(LISTED ENTRIES Opens)

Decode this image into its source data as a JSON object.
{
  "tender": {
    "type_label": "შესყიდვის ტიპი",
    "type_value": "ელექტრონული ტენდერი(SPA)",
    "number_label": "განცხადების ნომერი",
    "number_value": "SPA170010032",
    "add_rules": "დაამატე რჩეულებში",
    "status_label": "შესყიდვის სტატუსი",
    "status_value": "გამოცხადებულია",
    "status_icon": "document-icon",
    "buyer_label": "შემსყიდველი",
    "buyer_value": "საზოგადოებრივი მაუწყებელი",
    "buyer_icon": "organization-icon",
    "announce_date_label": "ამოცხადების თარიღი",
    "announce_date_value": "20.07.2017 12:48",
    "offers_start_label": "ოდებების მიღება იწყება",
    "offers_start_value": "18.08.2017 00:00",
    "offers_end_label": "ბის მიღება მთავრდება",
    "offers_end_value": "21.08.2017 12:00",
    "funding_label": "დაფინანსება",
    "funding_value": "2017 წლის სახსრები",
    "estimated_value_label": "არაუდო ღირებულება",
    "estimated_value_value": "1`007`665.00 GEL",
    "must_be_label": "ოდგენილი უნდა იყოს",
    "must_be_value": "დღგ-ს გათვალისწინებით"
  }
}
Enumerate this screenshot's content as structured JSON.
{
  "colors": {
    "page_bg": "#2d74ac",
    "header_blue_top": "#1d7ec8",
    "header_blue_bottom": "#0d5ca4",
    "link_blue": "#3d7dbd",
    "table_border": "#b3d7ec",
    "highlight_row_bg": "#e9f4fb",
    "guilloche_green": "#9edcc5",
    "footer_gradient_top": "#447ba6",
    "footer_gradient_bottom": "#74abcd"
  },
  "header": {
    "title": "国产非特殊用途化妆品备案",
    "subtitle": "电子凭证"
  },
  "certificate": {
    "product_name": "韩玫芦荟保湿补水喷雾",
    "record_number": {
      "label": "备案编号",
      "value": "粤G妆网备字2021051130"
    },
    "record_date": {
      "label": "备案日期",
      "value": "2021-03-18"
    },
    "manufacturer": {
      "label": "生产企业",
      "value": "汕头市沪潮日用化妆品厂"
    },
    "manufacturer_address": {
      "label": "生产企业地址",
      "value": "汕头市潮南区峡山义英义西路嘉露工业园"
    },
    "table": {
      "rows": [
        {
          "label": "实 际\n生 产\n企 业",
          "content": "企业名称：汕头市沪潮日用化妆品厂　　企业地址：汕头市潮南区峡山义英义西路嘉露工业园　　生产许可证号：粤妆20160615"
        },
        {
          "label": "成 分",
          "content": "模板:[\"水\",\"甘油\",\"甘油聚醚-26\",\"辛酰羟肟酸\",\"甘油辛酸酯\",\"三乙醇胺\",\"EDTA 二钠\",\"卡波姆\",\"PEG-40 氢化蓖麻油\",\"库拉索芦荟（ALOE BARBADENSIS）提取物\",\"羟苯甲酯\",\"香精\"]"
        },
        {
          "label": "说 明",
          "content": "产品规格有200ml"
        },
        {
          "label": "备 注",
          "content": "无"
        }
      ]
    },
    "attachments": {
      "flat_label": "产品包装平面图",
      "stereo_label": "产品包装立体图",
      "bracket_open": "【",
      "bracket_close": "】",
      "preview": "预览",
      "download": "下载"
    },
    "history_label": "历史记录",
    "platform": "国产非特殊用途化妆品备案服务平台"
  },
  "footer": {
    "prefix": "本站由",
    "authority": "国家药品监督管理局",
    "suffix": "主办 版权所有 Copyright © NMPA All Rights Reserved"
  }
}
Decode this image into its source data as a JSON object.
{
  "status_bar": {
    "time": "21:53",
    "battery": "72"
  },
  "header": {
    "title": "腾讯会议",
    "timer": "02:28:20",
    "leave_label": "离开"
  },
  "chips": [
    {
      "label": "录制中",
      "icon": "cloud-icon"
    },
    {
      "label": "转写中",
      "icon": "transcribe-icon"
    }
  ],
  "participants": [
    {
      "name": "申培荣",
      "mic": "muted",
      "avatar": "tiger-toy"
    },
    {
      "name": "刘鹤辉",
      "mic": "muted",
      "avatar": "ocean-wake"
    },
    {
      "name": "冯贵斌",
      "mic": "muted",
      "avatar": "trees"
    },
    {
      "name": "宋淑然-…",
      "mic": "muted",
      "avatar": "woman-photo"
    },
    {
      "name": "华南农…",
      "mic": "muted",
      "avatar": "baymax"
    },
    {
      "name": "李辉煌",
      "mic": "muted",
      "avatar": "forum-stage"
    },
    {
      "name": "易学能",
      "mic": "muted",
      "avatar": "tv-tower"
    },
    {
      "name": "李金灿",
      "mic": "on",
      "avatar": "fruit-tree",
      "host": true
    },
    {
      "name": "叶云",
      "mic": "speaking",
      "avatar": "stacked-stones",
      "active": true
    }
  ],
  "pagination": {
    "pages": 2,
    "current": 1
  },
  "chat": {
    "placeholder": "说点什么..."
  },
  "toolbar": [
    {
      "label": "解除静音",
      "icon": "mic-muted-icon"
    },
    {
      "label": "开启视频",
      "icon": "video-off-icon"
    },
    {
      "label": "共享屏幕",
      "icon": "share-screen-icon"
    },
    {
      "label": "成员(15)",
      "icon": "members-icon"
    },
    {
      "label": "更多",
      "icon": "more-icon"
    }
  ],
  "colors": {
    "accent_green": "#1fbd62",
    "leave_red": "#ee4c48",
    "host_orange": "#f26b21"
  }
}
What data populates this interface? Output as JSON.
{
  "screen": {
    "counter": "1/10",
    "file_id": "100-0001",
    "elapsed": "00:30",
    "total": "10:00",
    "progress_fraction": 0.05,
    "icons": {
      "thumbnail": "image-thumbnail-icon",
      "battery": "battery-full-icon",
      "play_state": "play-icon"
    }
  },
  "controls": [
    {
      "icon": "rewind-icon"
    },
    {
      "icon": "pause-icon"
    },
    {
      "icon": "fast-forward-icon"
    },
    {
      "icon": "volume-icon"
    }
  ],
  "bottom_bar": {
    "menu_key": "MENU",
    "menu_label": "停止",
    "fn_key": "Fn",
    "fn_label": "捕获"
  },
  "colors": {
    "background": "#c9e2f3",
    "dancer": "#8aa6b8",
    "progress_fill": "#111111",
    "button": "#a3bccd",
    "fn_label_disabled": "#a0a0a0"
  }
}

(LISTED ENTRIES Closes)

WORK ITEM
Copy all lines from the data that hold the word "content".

WRITTEN ANSWER
Enumerate this screenshot's content as structured JSON.
          "content": "企业名称：汕头市沪潮日用化妆品厂　　企业地址：汕头市潮南区峡山义英义西路嘉露工业园　　生产许可证号：粤妆20160615"
          "content": "模板:[\"水\",\"甘油\",\"甘油聚醚-26\",\"辛酰羟肟酸\",\"甘油辛酸酯\",\"三乙醇胺\",\"EDTA 二钠\",\"卡波姆\",\"PEG-40 氢化蓖麻油\",\"库拉索芦荟（ALOE BARBADENSIS）提取物\",\"羟苯甲酯\",\"香精\"]"
          "content": "产品规格有200ml"
          "content": "无"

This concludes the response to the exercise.